Hillary’s qualifications are dubious, but all too common in the age of democratic decadence; her First Lady status is something she shares in common with other lackluster, quasi-monarchical “presidents” such as Indira Gandhi (India), Corozon Aquino (Philippines), and Cristina Fernandez de Kirchner (Argentina). None of these leaders was known for much more than nepotism and corruption.
Russia is not perfect . . . if the standard of perfection is democratic liberalism. But neither then is China, South Africa, or Albania. Yet they all get a pass. Russia is certainly in pretty good shape by any world historical standard. It is much more liberal than it was during the dark days of Soviet Communism, when American intellectuals were talking about convergence and unilateral disarmament and “economic democracy.” Finally, Russia would be a natural partner in the war against Radical Islam, if only American leaders and journalists would stop going out of our way to insult its leaders.

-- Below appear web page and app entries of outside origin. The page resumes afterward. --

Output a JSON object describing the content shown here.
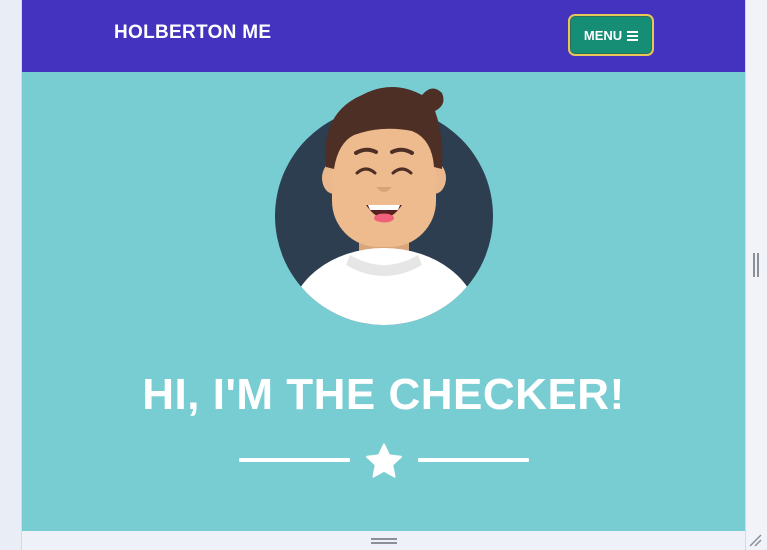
{
  "navbar": {
    "brand": "HOLBERTON ME",
    "menu_label": "MENU",
    "menu_icon": "hamburger-icon"
  },
  "hero": {
    "avatar_icon": "avatar-illustration",
    "title": "HI, I'M THE CHECKER!",
    "divider_icon": "star-icon"
  },
  "colors": {
    "navbar_bg": "#4333be",
    "page_bg": "#78cdd2",
    "menu_button_bg": "#168e76",
    "menu_button_border": "#e9c65a"
  }
}
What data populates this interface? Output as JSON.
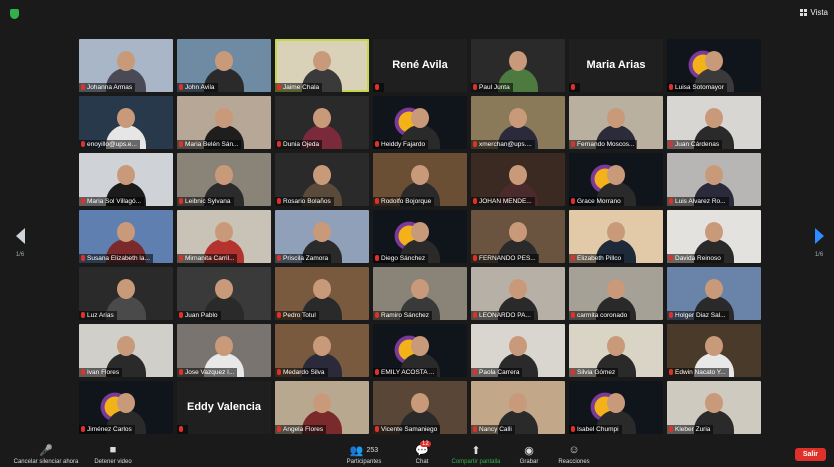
{
  "view_button": {
    "label": "Vista"
  },
  "pager": {
    "left": "1/6",
    "right": "1/6"
  },
  "colors": {
    "active_border": "#c4d84a",
    "leave": "#e0302a",
    "share": "#2fb24c",
    "accent": "#2d8cff"
  },
  "participants": [
    {
      "name": "Johanna Armas",
      "bg": "#a8b6c8",
      "shirt": "#4a4a56",
      "muted": true
    },
    {
      "name": "John Avila",
      "bg": "#6f8aa3",
      "shirt": "#2a2a2a",
      "muted": true
    },
    {
      "name": "Jaime Chala",
      "bg": "#d9d2b8",
      "shirt": "#3a3a3a",
      "muted": true,
      "active": true
    },
    {
      "name": "René Avila",
      "bg": "#1f1f1f",
      "muted": true,
      "video_off": true
    },
    {
      "name": "Paul Junta",
      "bg": "#2a2a2a",
      "shirt": "#4d7a3e",
      "muted": true
    },
    {
      "name": "Maria Arias",
      "bg": "#1f1f1f",
      "muted": true,
      "video_off": true
    },
    {
      "name": "Luisa Sotomayor",
      "bg": "#10151c",
      "shirt": "#3a3a3a",
      "muted": true,
      "emblem": true
    },
    {
      "name": "enoyillo@ups.e...",
      "bg": "#27394a",
      "shirt": "#e6e6e6",
      "muted": true
    },
    {
      "name": "Maria Belén Sán...",
      "bg": "#b7a796",
      "shirt": "#1e1e1e",
      "muted": true
    },
    {
      "name": "Dunia Ojeda",
      "bg": "#2a2a2a",
      "shirt": "#7a2a3a",
      "muted": true
    },
    {
      "name": "Heiddy Fajardo",
      "bg": "#10151c",
      "shirt": "#2a2a2a",
      "muted": true,
      "emblem": true
    },
    {
      "name": "xmerchan@ups....",
      "bg": "#8a7a5a",
      "shirt": "#2a2a3a",
      "muted": true
    },
    {
      "name": "Fernando Moscos...",
      "bg": "#b9b0a0",
      "shirt": "#2b2b3a",
      "muted": true
    },
    {
      "name": "Juan Cárdenas",
      "bg": "#d8d6d2",
      "shirt": "#2a2a2a",
      "muted": true
    },
    {
      "name": "Maria Sol Villagó...",
      "bg": "#cfd3d8",
      "shirt": "#1b1b1b",
      "muted": true
    },
    {
      "name": "Leibnic Sylvana",
      "bg": "#8a8478",
      "shirt": "#2b2b2b",
      "muted": true
    },
    {
      "name": "Rosario Bolaños",
      "bg": "#2a2a2a",
      "shirt": "#5a4a3a",
      "muted": true
    },
    {
      "name": "Rodolfo Bojorque",
      "bg": "#6a4f35",
      "shirt": "#2a2a2a",
      "muted": true
    },
    {
      "name": "JOHAN MENDE...",
      "bg": "#3a2a22",
      "shirt": "#4a2a2a",
      "muted": true
    },
    {
      "name": "Grace Morrano",
      "bg": "#10151c",
      "shirt": "#2a2a2a",
      "muted": true,
      "emblem": true
    },
    {
      "name": "Luis Alvarez Ro...",
      "bg": "#b8b6b4",
      "shirt": "#2a2a3a",
      "muted": true
    },
    {
      "name": "Susana Elizabeth la...",
      "bg": "#5f7fb0",
      "shirt": "#7a2a2a",
      "muted": true
    },
    {
      "name": "Mirnanita Carril...",
      "bg": "#c9c2b6",
      "shirt": "#b5332e",
      "muted": true
    },
    {
      "name": "Priscila Zamora",
      "bg": "#8fa0b8",
      "shirt": "#2a2a2a",
      "muted": true
    },
    {
      "name": "Diego Sánchez",
      "bg": "#10151c",
      "shirt": "#2a2a2a",
      "muted": true,
      "emblem": true
    },
    {
      "name": "FERNANDO PES...",
      "bg": "#6a5440",
      "shirt": "#2a2a2a",
      "muted": true
    },
    {
      "name": "Elizabeth Pillco",
      "bg": "#e2c9a8",
      "shirt": "#1e2a3a",
      "muted": true
    },
    {
      "name": "Davida Reinoso",
      "bg": "#e4e2de",
      "shirt": "#2a2a2a",
      "muted": true
    },
    {
      "name": "Luz Arias",
      "bg": "#2a2a2a",
      "shirt": "#4a4a4a",
      "muted": true
    },
    {
      "name": "Juan Pablo",
      "bg": "#3a3a3a",
      "shirt": "#2a2a2a",
      "muted": true
    },
    {
      "name": "Pedro Totul",
      "bg": "#7a5a3e",
      "shirt": "#2a2a2a",
      "muted": true
    },
    {
      "name": "Ramiro Sánchez",
      "bg": "#8a8478",
      "shirt": "#3a3a3a",
      "muted": true
    },
    {
      "name": "LEONARDO PA...",
      "bg": "#b7b0a6",
      "shirt": "#2a2a2a",
      "muted": true
    },
    {
      "name": "carmita coronado",
      "bg": "#a6a196",
      "shirt": "#2a2a2a",
      "muted": true
    },
    {
      "name": "Holger Diaz Sal...",
      "bg": "#6a83a8",
      "shirt": "#2a2a2a",
      "muted": true
    },
    {
      "name": "Ivan Flores",
      "bg": "#d0cfca",
      "shirt": "#2a2a2a",
      "muted": true
    },
    {
      "name": "Jose Vazquez I...",
      "bg": "#7a7470",
      "shirt": "#e8e8e8",
      "muted": true
    },
    {
      "name": "Medardo Silva",
      "bg": "#7a5a3e",
      "shirt": "#2a2a3a",
      "muted": true
    },
    {
      "name": "EMILY ACOSTA ...",
      "bg": "#10151c",
      "shirt": "#2a2a2a",
      "muted": true,
      "emblem": true
    },
    {
      "name": "Paola Carrera",
      "bg": "#d9d6cf",
      "shirt": "#2a2a2a",
      "muted": true
    },
    {
      "name": "Silvia Gómez",
      "bg": "#d9d4c6",
      "shirt": "#2a2a2a",
      "muted": true
    },
    {
      "name": "Edwin Nacato Y...",
      "bg": "#4a3a2a",
      "shirt": "#e8e8e8",
      "muted": true
    },
    {
      "name": "Jiménez Carlos",
      "bg": "#10151c",
      "shirt": "#2a2a2a",
      "muted": true,
      "emblem": true
    },
    {
      "name": "Eddy Valencia",
      "bg": "#1f1f1f",
      "muted": true,
      "video_off": true
    },
    {
      "name": "Angela Flores",
      "bg": "#b8a890",
      "shirt": "#7a2a2a",
      "muted": true
    },
    {
      "name": "Vicente Samaniego",
      "bg": "#5a4636",
      "shirt": "#2a2a2a",
      "muted": true
    },
    {
      "name": "Nancy Calli",
      "bg": "#c2a888",
      "shirt": "#2a2a2a",
      "muted": true
    },
    {
      "name": "Isabel Chumpi",
      "bg": "#10151c",
      "shirt": "#2a2a2a",
      "muted": true,
      "emblem": true
    },
    {
      "name": "Kleber Zuria",
      "bg": "#cfcac0",
      "shirt": "#2a2a2a",
      "muted": true
    }
  ],
  "toolbar": {
    "mute_label": "Cancelar silenciar ahora",
    "video_label": "Detener video",
    "participants_label": "Participantes",
    "participants_count": "253",
    "chat_label": "Chat",
    "chat_badge": "12",
    "share_label": "Compartir pantalla",
    "record_label": "Grabar",
    "reactions_label": "Reacciones",
    "leave_label": "Salir"
  }
}
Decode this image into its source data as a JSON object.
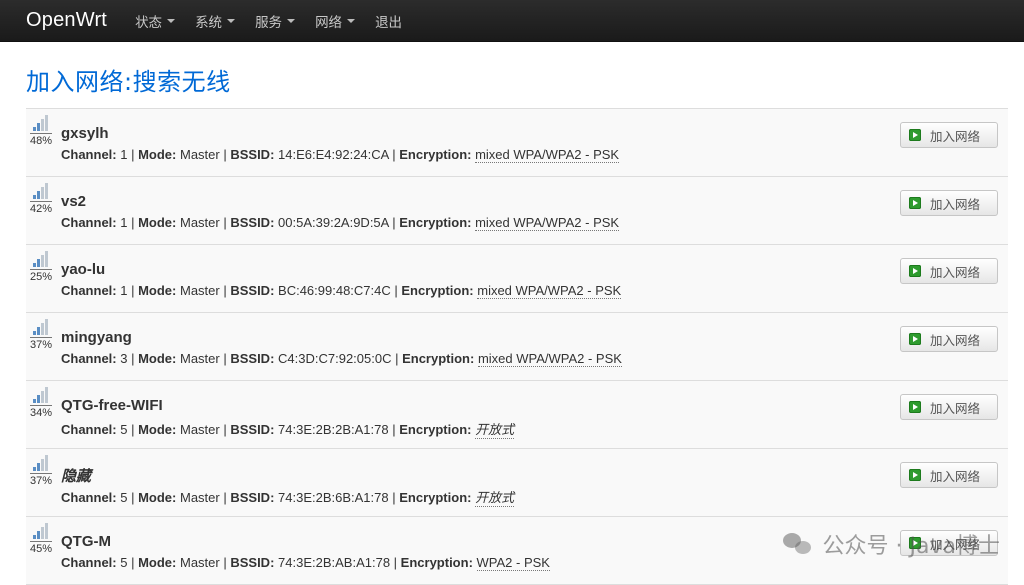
{
  "brand": "OpenWrt",
  "menu": [
    {
      "label": "状态",
      "dropdown": true
    },
    {
      "label": "系统",
      "dropdown": true
    },
    {
      "label": "服务",
      "dropdown": true
    },
    {
      "label": "网络",
      "dropdown": true
    },
    {
      "label": "退出",
      "dropdown": false
    }
  ],
  "page_title": "加入网络:搜索无线",
  "labels": {
    "channel": "Channel:",
    "mode": "Mode:",
    "bssid": "BSSID:",
    "encryption": "Encryption:",
    "join": "加入网络"
  },
  "networks": [
    {
      "ssid": "gxsylh",
      "signal": "48%",
      "signal_level": 0.48,
      "channel": "1",
      "mode": "Master",
      "bssid": "14:E6:E4:92:24:CA",
      "encryption": "mixed WPA/WPA2 - PSK",
      "hidden": false,
      "open": false
    },
    {
      "ssid": "vs2",
      "signal": "42%",
      "signal_level": 0.42,
      "channel": "1",
      "mode": "Master",
      "bssid": "00:5A:39:2A:9D:5A",
      "encryption": "mixed WPA/WPA2 - PSK",
      "hidden": false,
      "open": false
    },
    {
      "ssid": "yao-lu",
      "signal": "25%",
      "signal_level": 0.25,
      "channel": "1",
      "mode": "Master",
      "bssid": "BC:46:99:48:C7:4C",
      "encryption": "mixed WPA/WPA2 - PSK",
      "hidden": false,
      "open": false
    },
    {
      "ssid": "mingyang",
      "signal": "37%",
      "signal_level": 0.37,
      "channel": "3",
      "mode": "Master",
      "bssid": "C4:3D:C7:92:05:0C",
      "encryption": "mixed WPA/WPA2 - PSK",
      "hidden": false,
      "open": false
    },
    {
      "ssid": "QTG-free-WIFI",
      "signal": "34%",
      "signal_level": 0.34,
      "channel": "5",
      "mode": "Master",
      "bssid": "74:3E:2B:2B:A1:78",
      "encryption": "开放式",
      "hidden": false,
      "open": true
    },
    {
      "ssid": "隐藏",
      "signal": "37%",
      "signal_level": 0.37,
      "channel": "5",
      "mode": "Master",
      "bssid": "74:3E:2B:6B:A1:78",
      "encryption": "开放式",
      "hidden": true,
      "open": true
    },
    {
      "ssid": "QTG-M",
      "signal": "45%",
      "signal_level": 0.45,
      "channel": "5",
      "mode": "Master",
      "bssid": "74:3E:2B:AB:A1:78",
      "encryption": "WPA2 - PSK",
      "hidden": false,
      "open": false
    }
  ],
  "watermark": "公众号 · Java博士",
  "colors": {
    "navbar": "#1f1f1f",
    "title": "#0069d6",
    "join_icon": "#2e9b2e",
    "signal_bar": "#5a8ec4"
  }
}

American critics insult Russia, even as these same public intellectuals make apologies for useless thugs like Hugo Chavez and Mahmoud Amadinedjead, not to mention Castro. Why? Pas d’ennemi a gauche! Putin is perceived by elites in both parties as a “man of the right,” and thus none of his expressions of national pride and authority go uncriticized.
He is a de Gaulle figure in his country’s history, restoring pride through competent leadership that is consciously mindful of the value of patriotic symbols. His restoration of the role of the Orthodox Church in particular grates against liberals and atheist comopolitans. But it is high time that America behaved, if not justly and fairly, at least sensibly towards Russia. Mere self interest should correct our path and remind us that the only thing we’ve gotten from this campaign of defamation is highly priced oil and a Russia increasingly unified, once more, against American “imperialists.”
Conservatives in particular should not fall into an outdated Russophobia, because, for us, any nation expressing its particular identity with pride and confidence is a natural friend, a friend against common enemies: the leveling forces of globalism, unrestrained materialism, radical Islam, and nation-destroying mass immigration by Third Worlders.